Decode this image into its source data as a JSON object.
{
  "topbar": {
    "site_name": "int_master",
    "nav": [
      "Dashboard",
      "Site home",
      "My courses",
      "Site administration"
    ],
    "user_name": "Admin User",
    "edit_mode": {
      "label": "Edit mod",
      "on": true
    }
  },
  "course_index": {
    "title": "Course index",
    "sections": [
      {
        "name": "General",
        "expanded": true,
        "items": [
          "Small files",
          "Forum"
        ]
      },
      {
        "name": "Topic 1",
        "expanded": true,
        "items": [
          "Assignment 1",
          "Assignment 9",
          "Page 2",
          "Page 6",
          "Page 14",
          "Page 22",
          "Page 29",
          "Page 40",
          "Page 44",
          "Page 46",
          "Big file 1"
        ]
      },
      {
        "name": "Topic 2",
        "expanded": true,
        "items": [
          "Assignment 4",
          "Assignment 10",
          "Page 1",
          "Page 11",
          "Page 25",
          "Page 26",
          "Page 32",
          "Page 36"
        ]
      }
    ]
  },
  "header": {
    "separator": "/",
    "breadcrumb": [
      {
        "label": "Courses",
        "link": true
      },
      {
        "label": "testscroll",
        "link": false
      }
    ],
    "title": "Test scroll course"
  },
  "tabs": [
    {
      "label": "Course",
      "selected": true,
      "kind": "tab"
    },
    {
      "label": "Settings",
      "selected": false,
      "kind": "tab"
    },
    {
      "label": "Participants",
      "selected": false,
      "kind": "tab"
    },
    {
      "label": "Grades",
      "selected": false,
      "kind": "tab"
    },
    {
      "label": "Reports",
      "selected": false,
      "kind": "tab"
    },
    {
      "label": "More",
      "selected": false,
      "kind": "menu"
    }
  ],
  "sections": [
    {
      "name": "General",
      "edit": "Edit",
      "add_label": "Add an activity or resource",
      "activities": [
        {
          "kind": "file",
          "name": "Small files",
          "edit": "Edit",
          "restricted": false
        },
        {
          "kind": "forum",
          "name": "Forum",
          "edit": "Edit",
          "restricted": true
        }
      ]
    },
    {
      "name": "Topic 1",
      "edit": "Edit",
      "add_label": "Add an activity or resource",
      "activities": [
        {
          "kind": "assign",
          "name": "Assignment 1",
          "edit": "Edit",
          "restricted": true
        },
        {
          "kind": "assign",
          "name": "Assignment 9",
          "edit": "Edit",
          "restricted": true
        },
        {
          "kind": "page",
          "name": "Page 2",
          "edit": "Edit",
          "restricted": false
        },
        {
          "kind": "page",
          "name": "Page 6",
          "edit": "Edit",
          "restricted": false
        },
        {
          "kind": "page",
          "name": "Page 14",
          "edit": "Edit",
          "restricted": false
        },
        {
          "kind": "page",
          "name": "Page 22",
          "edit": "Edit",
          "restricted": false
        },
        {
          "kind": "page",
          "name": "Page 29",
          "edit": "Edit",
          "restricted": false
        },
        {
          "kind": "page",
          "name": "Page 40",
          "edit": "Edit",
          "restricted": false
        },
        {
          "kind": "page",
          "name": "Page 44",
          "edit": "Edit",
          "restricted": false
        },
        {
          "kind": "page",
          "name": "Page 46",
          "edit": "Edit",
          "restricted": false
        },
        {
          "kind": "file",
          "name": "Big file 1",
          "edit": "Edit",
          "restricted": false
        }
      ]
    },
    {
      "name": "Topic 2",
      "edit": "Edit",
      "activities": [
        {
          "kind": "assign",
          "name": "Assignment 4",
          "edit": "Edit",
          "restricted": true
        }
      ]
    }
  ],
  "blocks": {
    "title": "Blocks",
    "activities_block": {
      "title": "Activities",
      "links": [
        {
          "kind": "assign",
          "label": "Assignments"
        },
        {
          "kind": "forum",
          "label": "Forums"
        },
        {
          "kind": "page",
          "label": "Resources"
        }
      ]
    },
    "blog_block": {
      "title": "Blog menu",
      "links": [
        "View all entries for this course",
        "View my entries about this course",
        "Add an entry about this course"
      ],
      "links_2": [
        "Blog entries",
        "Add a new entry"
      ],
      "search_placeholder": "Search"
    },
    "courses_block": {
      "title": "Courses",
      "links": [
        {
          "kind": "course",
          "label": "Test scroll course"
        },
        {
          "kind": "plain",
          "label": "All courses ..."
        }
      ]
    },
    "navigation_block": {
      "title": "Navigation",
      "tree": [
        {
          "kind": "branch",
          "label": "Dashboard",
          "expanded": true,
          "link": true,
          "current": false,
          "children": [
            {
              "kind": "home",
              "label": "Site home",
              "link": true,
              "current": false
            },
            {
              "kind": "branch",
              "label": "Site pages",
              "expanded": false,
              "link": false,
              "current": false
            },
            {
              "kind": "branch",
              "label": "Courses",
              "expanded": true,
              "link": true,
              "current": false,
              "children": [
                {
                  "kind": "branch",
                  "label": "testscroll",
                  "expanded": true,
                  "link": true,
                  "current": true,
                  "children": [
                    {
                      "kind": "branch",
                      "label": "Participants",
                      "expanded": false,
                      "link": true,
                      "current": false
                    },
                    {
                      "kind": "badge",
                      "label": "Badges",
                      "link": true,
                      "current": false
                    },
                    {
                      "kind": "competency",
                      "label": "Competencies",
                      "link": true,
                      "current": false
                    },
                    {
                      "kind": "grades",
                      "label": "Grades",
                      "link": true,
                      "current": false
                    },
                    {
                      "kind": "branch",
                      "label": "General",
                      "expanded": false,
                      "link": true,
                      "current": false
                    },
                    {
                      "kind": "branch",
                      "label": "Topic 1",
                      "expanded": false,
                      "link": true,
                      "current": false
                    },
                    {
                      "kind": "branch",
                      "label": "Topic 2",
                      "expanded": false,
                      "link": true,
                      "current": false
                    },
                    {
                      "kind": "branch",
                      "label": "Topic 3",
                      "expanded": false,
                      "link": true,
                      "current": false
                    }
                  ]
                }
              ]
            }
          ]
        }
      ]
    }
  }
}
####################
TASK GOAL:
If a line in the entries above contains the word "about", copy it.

REPLY TO THE EXERCISE:
        "View my entries about this course",
        "Add an entry about this course"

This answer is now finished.